[Extracted records — start]
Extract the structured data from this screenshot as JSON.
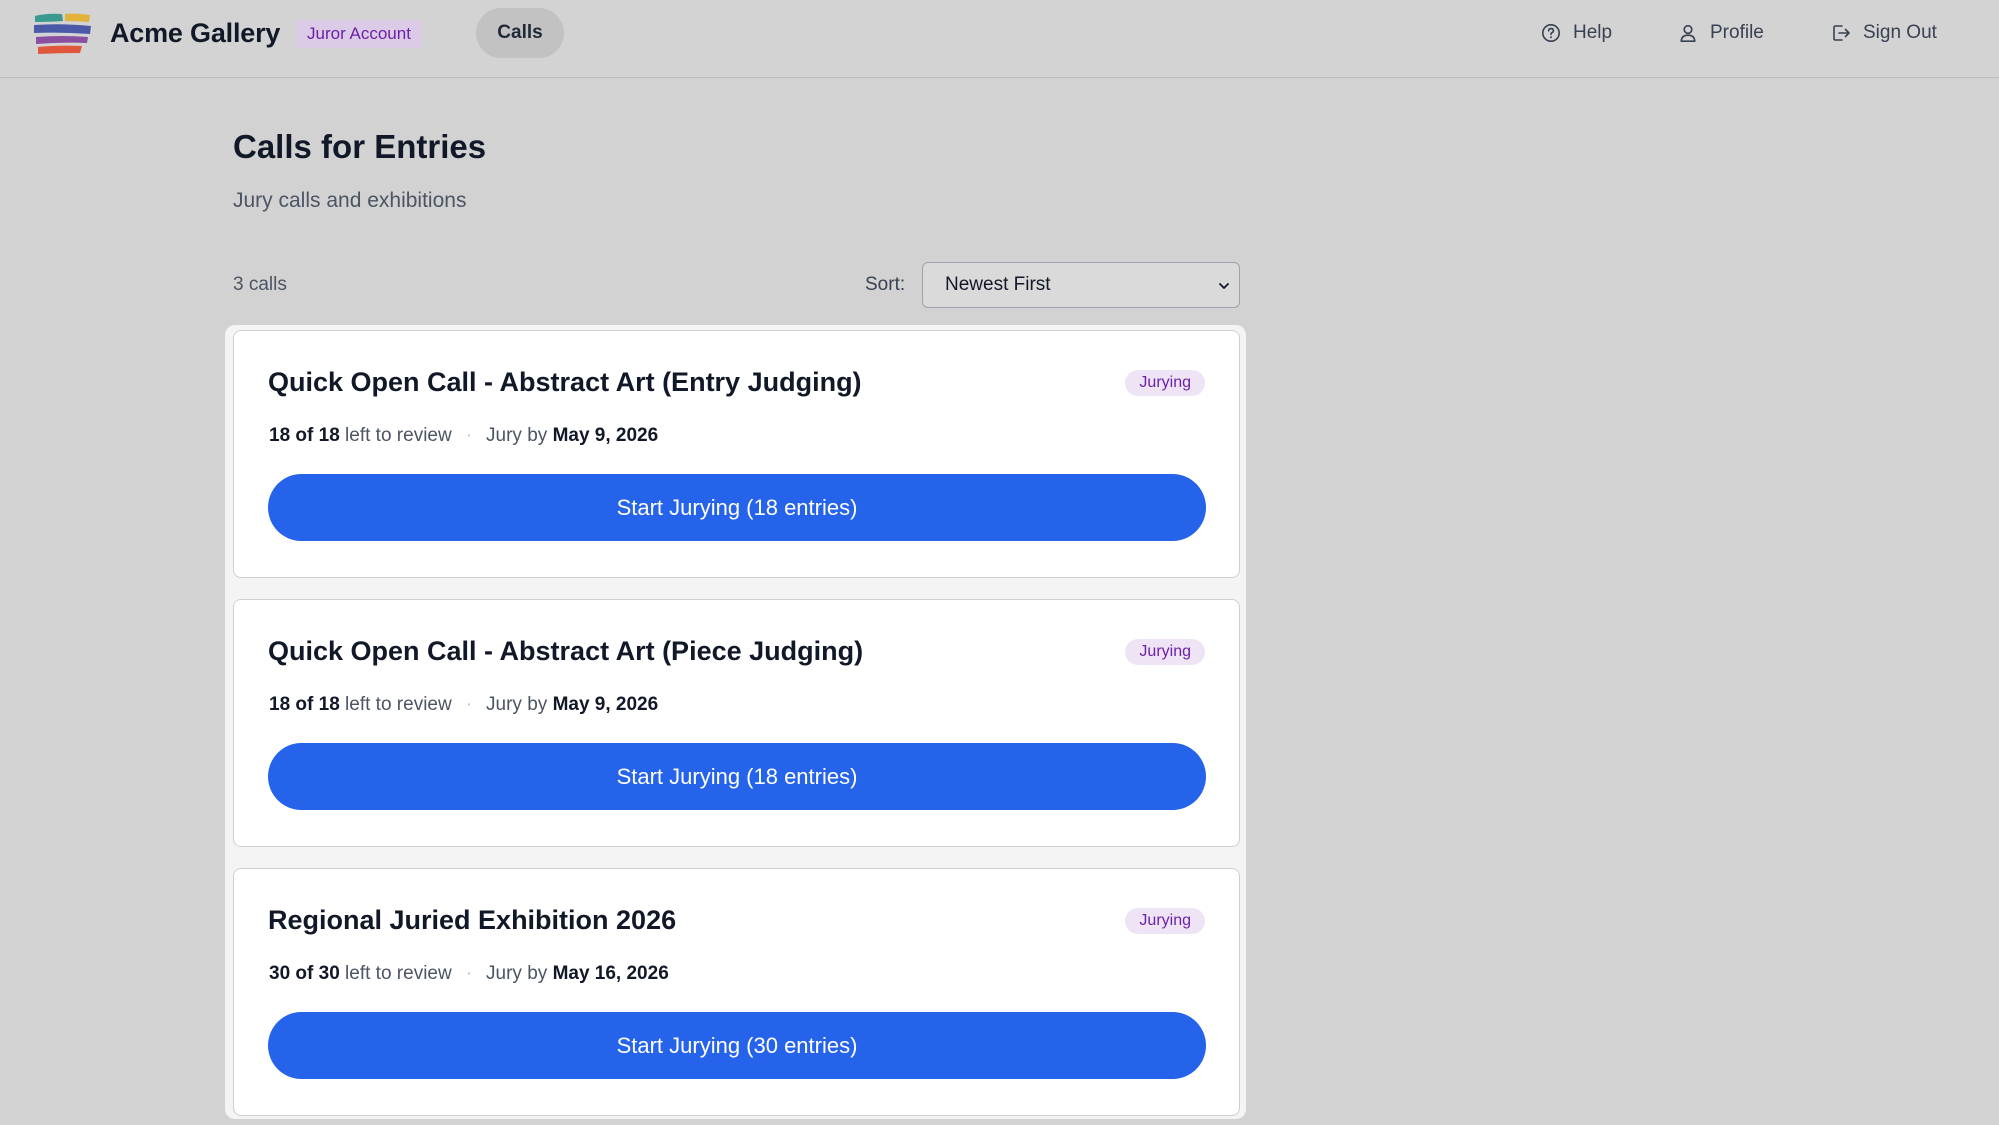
{
  "header": {
    "brand": "Acme Gallery",
    "role_badge": "Juror Account",
    "nav_calls": "Calls",
    "help": "Help",
    "profile": "Profile",
    "sign_out": "Sign Out"
  },
  "page": {
    "title": "Calls for Entries",
    "subtitle": "Jury calls and exhibitions",
    "count": "3 calls",
    "sort_label": "Sort:",
    "sort_value": "Newest First"
  },
  "calls": [
    {
      "title": "Quick Open Call - Abstract Art (Entry Judging)",
      "status": "Jurying",
      "remaining": "18 of 18",
      "remaining_suffix": "left to review",
      "jury_by_label": "Jury by",
      "jury_by_date": "May 9, 2026",
      "button": "Start Jurying (18 entries)"
    },
    {
      "title": "Quick Open Call - Abstract Art (Piece Judging)",
      "status": "Jurying",
      "remaining": "18 of 18",
      "remaining_suffix": "left to review",
      "jury_by_label": "Jury by",
      "jury_by_date": "May 9, 2026",
      "button": "Start Jurying (18 entries)"
    },
    {
      "title": "Regional Juried Exhibition 2026",
      "status": "Jurying",
      "remaining": "30 of 30",
      "remaining_suffix": "left to review",
      "jury_by_label": "Jury by",
      "jury_by_date": "May 16, 2026",
      "button": "Start Jurying (30 entries)"
    }
  ],
  "colors": {
    "primary_button": "#2563eb",
    "badge_text": "#6b21a8",
    "badge_bg": "#efe4f5",
    "page_bg": "#d2d2d2"
  },
  "icons": {
    "logo": "stacked-brush-strokes-logo",
    "help": "question-circle-icon",
    "profile": "user-icon",
    "sign_out": "sign-out-icon",
    "sort": "chevron-down-icon"
  }
}
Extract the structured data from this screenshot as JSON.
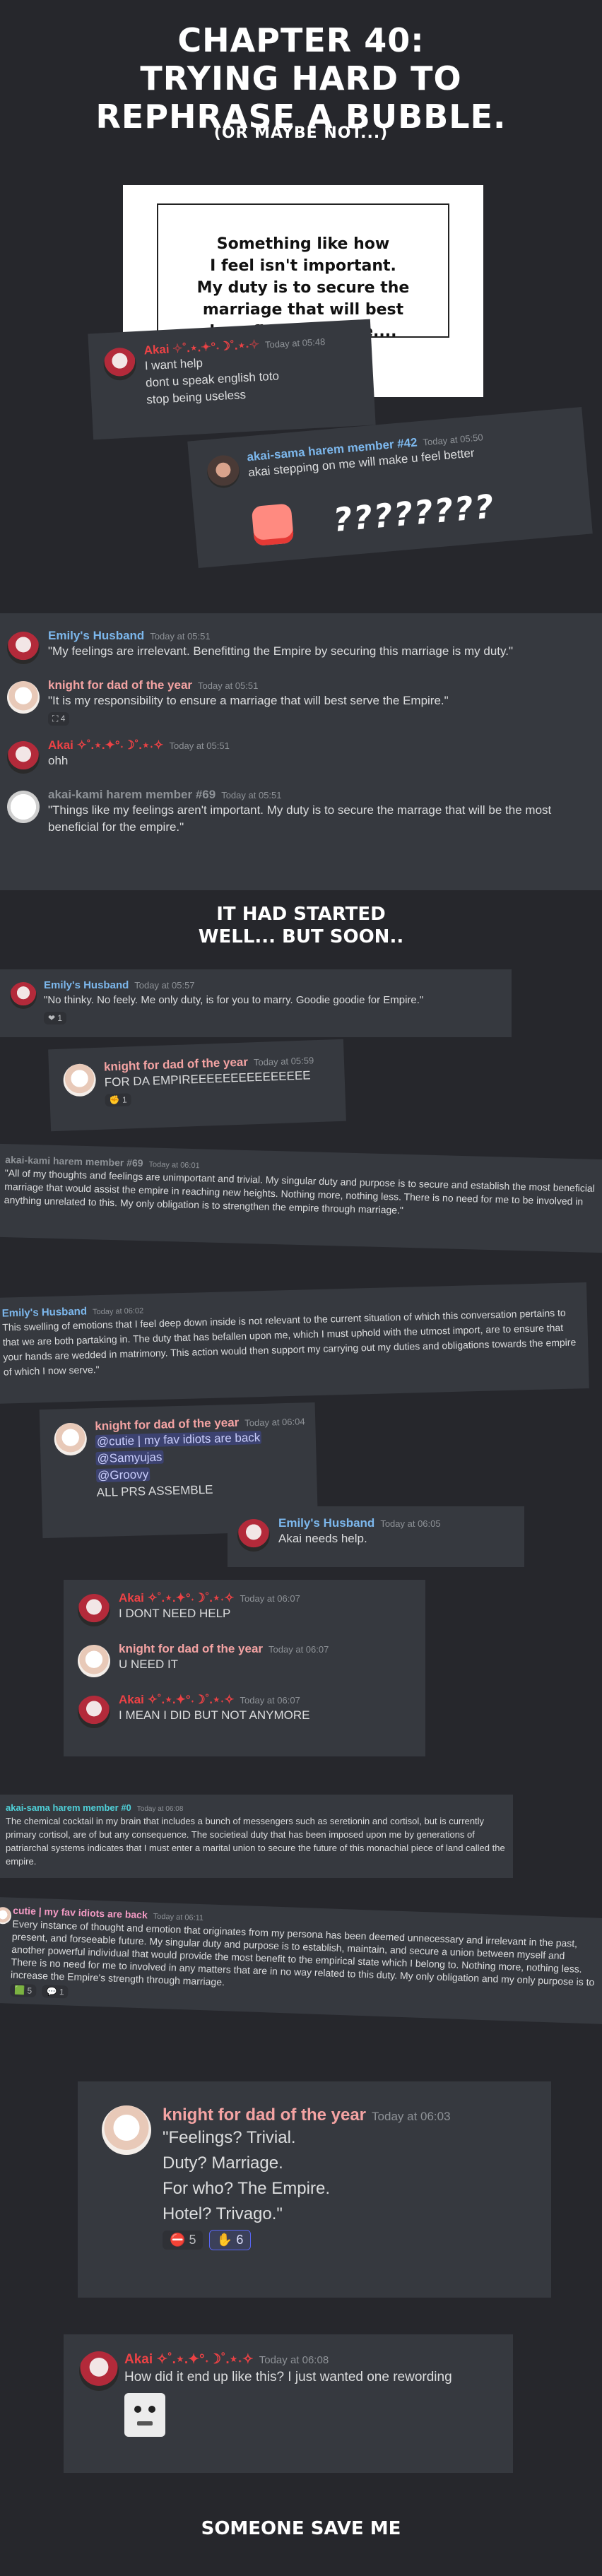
{
  "title": {
    "line1": "CHAPTER 40:",
    "line2": "TRYING HARD TO",
    "line3": "REPHRASE A BUBBLE.",
    "sub": "(OR MAYBE NOT...)"
  },
  "comic_box": {
    "text_l1": "Something like how",
    "text_l2": "I feel isn't important.",
    "text_l3": "My duty is to secure the",
    "text_l4": "marriage that will best",
    "text_l5": "benefit the Empire...."
  },
  "akai_card": {
    "name": "Akai ✧˚.⋆.✦°˖☽˚.⋆˖✧",
    "ts": "Today at 05:48",
    "l1": "I want help",
    "l2": "dont u speak english toto",
    "l3": "stop being useless"
  },
  "harem42": {
    "name": "akai-sama harem member #42",
    "ts": "Today at 05:50",
    "body": "akai stepping on me will make u feel better",
    "qmarks": "????????"
  },
  "chat1": {
    "m1_name": "Emily's Husband",
    "m1_ts": "Today at 05:51",
    "m1_body": "\"My feelings are irrelevant. Benefitting the Empire by securing this marriage is my duty.\"",
    "m2_name": "knight for dad of the year",
    "m2_ts": "Today at 05:51",
    "m2_body": "\"It is my responsibility to ensure a marriage that will best serve the Empire.\"",
    "m2_react": "4",
    "m3_name": "Akai ✧˚.⋆.✦°˖☽˚.⋆˖✧",
    "m3_ts": "Today at 05:51",
    "m3_body": "ohh",
    "m4_name": "akai-kami harem member #69",
    "m4_ts": "Today at 05:51",
    "m4_body": "\"Things like my feelings aren't important. My duty is to secure the marrage that will be the most beneficial for the empire.\""
  },
  "caption1": {
    "l1": "IT HAD STARTED",
    "l2": "WELL... BUT SOON.."
  },
  "p_emily2": {
    "name": "Emily's Husband",
    "ts": "Today at 05:57",
    "body": "\"No thinky. No feely. Me only duty, is for you to marry. Goodie goodie for Empire.\"",
    "react": "1"
  },
  "p_knight2": {
    "name": "knight for dad of the year",
    "ts": "Today at 05:59",
    "body": "FOR DA EMPIREEEEEEEEEEEEEEE",
    "react": "1"
  },
  "p_harem69": {
    "name": "akai-kami harem member #69",
    "ts": "Today at 06:01",
    "body": "\"All of my thoughts and feelings are unimportant and trivial. My singular duty and purpose is to secure and establish the most beneficial marriage that would assist the empire in reaching new heights. Nothing more, nothing less. There is no need for me to be involved in anything unrelated to this. My only obligation is to strengthen the empire through marriage.\""
  },
  "p_emily3": {
    "name": "Emily's Husband",
    "ts": "Today at 06:02",
    "body": "This swelling of emotions that I feel deep down inside is not relevant to the current situation of which this conversation pertains to that we are both partaking in. The duty that has befallen upon me, which I must uphold with the utmost import, are to ensure that your hands are wedded in matrimony. This action would then support my carrying out my duties and obligations towards the empire of which I now serve.\""
  },
  "p_knight3": {
    "name": "knight for dad of the year",
    "ts": "Today at 06:04",
    "m1": "@cutie | my fav idiots are back",
    "m2": "@Samyujas",
    "m3": "@Groovy",
    "l4": "ALL PRS ASSEMBLE"
  },
  "p_emily4": {
    "name": "Emily's Husband",
    "ts": "Today at 06:05",
    "body": "Akai needs help."
  },
  "p_seq": {
    "a1_name": "Akai ✧˚.⋆.✦°˖☽˚.⋆˖✧",
    "a1_ts": "Today at 06:07",
    "a1_body": "I DONT NEED HELP",
    "k_name": "knight for dad of the year",
    "k_ts": "Today at 06:07",
    "k_body": "U NEED IT",
    "a2_name": "Akai ✧˚.⋆.✦°˖☽˚.⋆˖✧",
    "a2_ts": "Today at 06:07",
    "a2_body": "I MEAN I DID BUT NOT ANYMORE"
  },
  "p_harem0": {
    "name": "akai-sama harem member #0",
    "ts": "Today at 06:08",
    "body": "The chemical cocktail in my brain that includes a bunch of messengers such as seretionin and cortisol, but is currently primary cortisol, are of but any consequence. The societieal duty that has been imposed upon me by generations of patriarchal systems indicates that I must enter a marital union to secure the future of this monachial piece of land called the empire."
  },
  "p_cutie": {
    "name": "cutie | my fav idiots are back",
    "ts": "Today at 06:11",
    "body": "Every instance of thought and emotion that originates from my persona has been deemed unnecessary and irrelevant in the past, present, and forseeable future. My singular duty and purpose is to establish, maintain, and secure a union between myself and another powerful individual that would provide the most benefit to the empirical state which I belong to. Nothing more, nothing less. There is no need for me to involved in any matters that are in no way related to this duty. My only obligation and my only purpose is to increase the Empire's strength through marriage.",
    "r1": "5",
    "r2": "1"
  },
  "p_knight_big": {
    "name": "knight for dad of the year",
    "ts": "Today at 06:03",
    "l1": "\"Feelings? Trivial.",
    "l2": "Duty? Marriage.",
    "l3": "For who? The Empire.",
    "l4": "Hotel? Trivago.\"",
    "r1": "5",
    "r2": "6"
  },
  "p_akai_big": {
    "name": "Akai ✧˚.⋆.✦°˖☽˚.⋆˖✧",
    "ts": "Today at 06:08",
    "body": "How did it end up like this? I just wanted one rewording"
  },
  "footer": {
    "text": "SOMEONE SAVE ME"
  },
  "colors": {
    "bg": "#26272c",
    "panel": "#36393f",
    "akai": "#ed4245",
    "knight": "#f4a3a3",
    "emily": "#7cb7ec"
  }
}
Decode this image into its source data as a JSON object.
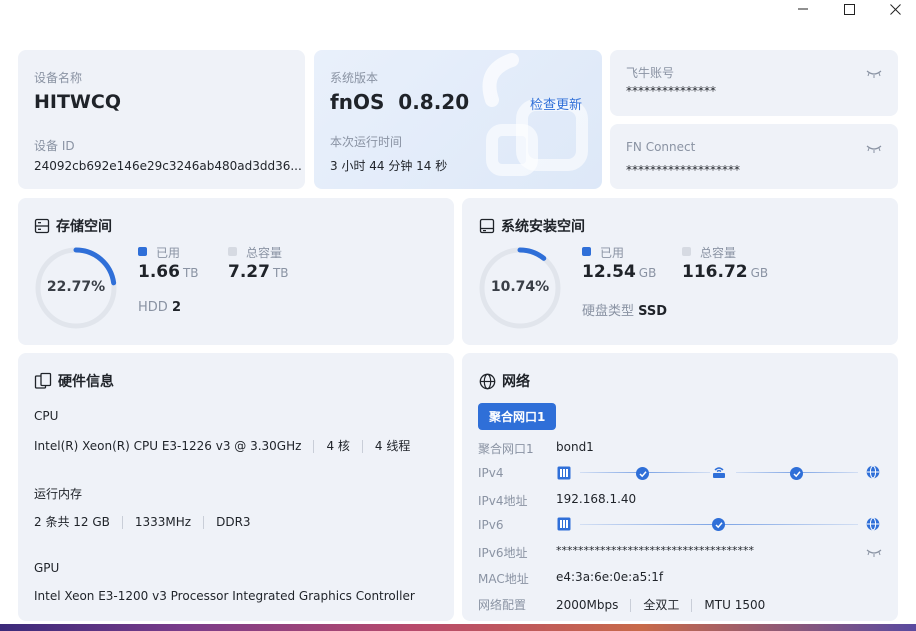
{
  "window": {
    "minimize_icon": "minimize-icon",
    "maximize_icon": "maximize-icon",
    "close_icon": "close-icon"
  },
  "device": {
    "name_label": "设备名称",
    "name": "HITWCQ",
    "id_label": "设备 ID",
    "id": "24092cb692e146e29c3246ab480ad3dd36..."
  },
  "system": {
    "version_label": "系统版本",
    "version": "fnOS  0.8.20",
    "check_update": "检查更新",
    "uptime_label": "本次运行时间",
    "uptime": "3 小时 44 分钟 14 秒"
  },
  "account": {
    "label": "飞牛账号",
    "value": "***************"
  },
  "fnconnect": {
    "label": "FN Connect",
    "value": "*******************"
  },
  "storage": {
    "title": "存储空间",
    "percent": "22.77%",
    "percent_value": 22.77,
    "used_label": "已用",
    "used": "1.66",
    "used_unit": "TB",
    "total_label": "总容量",
    "total": "7.27",
    "total_unit": "TB",
    "hdd_label": "HDD",
    "hdd_count": "2"
  },
  "sysdisk": {
    "title": "系统安装空间",
    "percent": "10.74%",
    "percent_value": 10.74,
    "used_label": "已用",
    "used": "12.54",
    "used_unit": "GB",
    "total_label": "总容量",
    "total": "116.72",
    "total_unit": "GB",
    "type_label": "硬盘类型",
    "type": "SSD"
  },
  "hardware": {
    "title": "硬件信息",
    "cpu_label": "CPU",
    "cpu_model": "Intel(R) Xeon(R) CPU E3-1226 v3 @ 3.30GHz",
    "cpu_cores": "4 核",
    "cpu_threads": "4 线程",
    "mem_label": "运行内存",
    "mem_size": "2 条共 12 GB",
    "mem_speed": "1333MHz",
    "mem_type": "DDR3",
    "gpu_label": "GPU",
    "gpu_model": "Intel Xeon E3-1200 v3 Processor Integrated Graphics Controller"
  },
  "network": {
    "title": "网络",
    "tab": "聚合网口1",
    "iface_label": "聚合网口1",
    "iface": "bond1",
    "ipv4_label": "IPv4",
    "ipv4_addr_label": "IPv4地址",
    "ipv4_addr": "192.168.1.40",
    "ipv6_label": "IPv6",
    "ipv6_addr_label": "IPv6地址",
    "ipv6_addr": "************************************",
    "mac_label": "MAC地址",
    "mac": "e4:3a:6e:0e:a5:1f",
    "config_label": "网络配置",
    "speed": "2000Mbps",
    "duplex": "全双工",
    "mtu": "MTU 1500"
  },
  "colors": {
    "accent": "#2f6fd8",
    "card_bg": "#eff2f8",
    "ring_track": "#e1e5ec",
    "muted_text": "#8a93a3",
    "used_legend": "#2f6fd8",
    "total_legend": "#d6dae2"
  }
}
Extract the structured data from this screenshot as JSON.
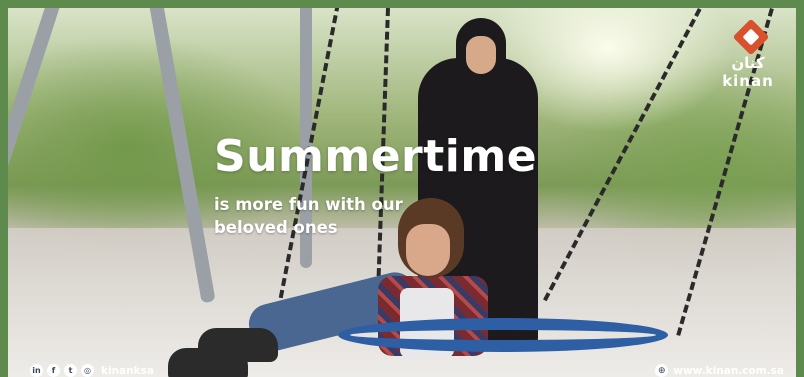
{
  "brand": {
    "name_ar": "كنان",
    "name_en": "kinan"
  },
  "headline": "Summertime",
  "subline": {
    "line1": "is more fun with our",
    "line2": "beloved ones"
  },
  "footer": {
    "social_icons": [
      {
        "name": "linkedin-icon",
        "glyph": "in"
      },
      {
        "name": "facebook-icon",
        "glyph": "f"
      },
      {
        "name": "twitter-icon",
        "glyph": "t"
      },
      {
        "name": "instagram-icon",
        "glyph": "◎"
      }
    ],
    "handle": "kinanksa",
    "website": "www.kinan.com.sa"
  },
  "colors": {
    "frame": "#5f8a4e",
    "logo_accent": "#d9512c",
    "swing_ring": "#2e5fa4"
  }
}
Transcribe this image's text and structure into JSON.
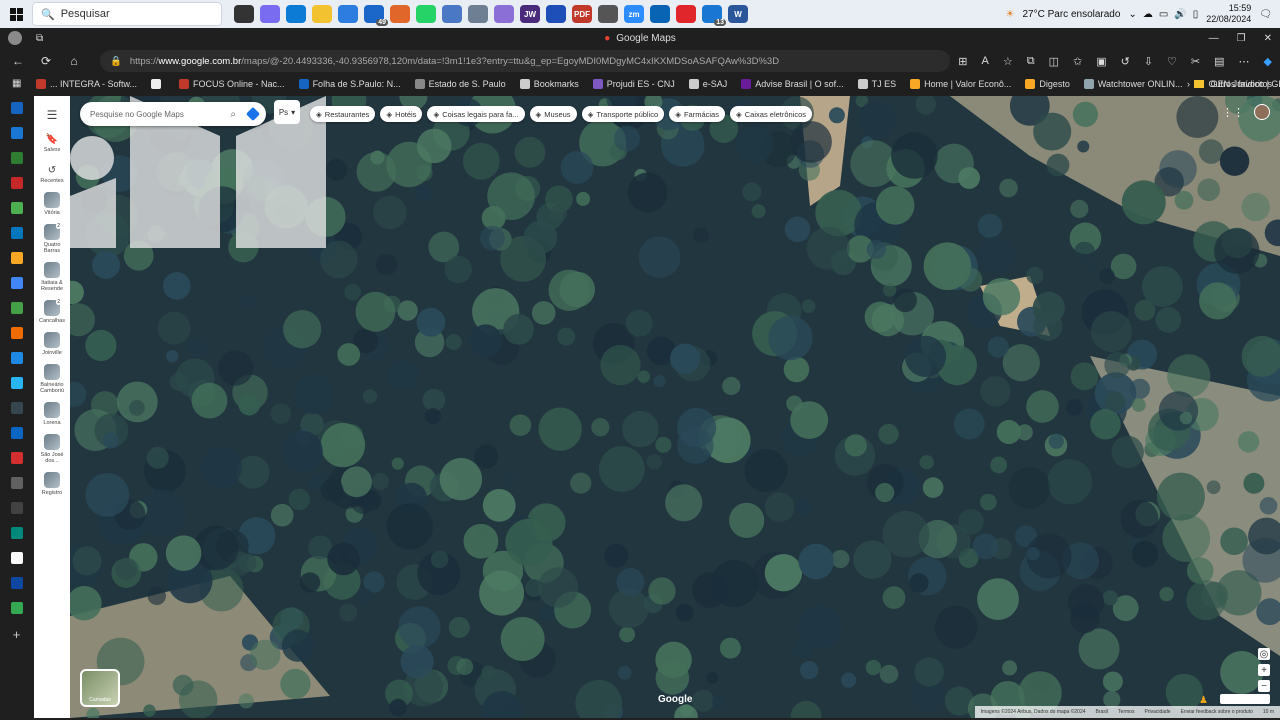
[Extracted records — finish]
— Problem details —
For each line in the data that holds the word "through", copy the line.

— Result of this task —
    "body": "\"All of my thoughts and feelings are unimportant and trivial. My singular duty and purpose is to secure and establish the most beneficial marriage that would assist the empire in reaching new heights. Nothing more, nothing less. There is no need for me to be involved in anything unrelated to this. My only obligation is to strengthen the empire through marriage.\""
    "body": "Every instance of thought and emotion that originates from my persona has been deemed unnecessary and irrelevant in the past, present, and forseeable future. My singular duty and purpose is to establish, maintain, and secure a union between myself and another powerful individual that would provide the most benefit to the empirical state which I belong to. Nothing more, nothing less. There is no need for me to involved in any matters that are in no way related to this duty. My only obligation and my only purpose is to increase the Empire's strength through marriage.",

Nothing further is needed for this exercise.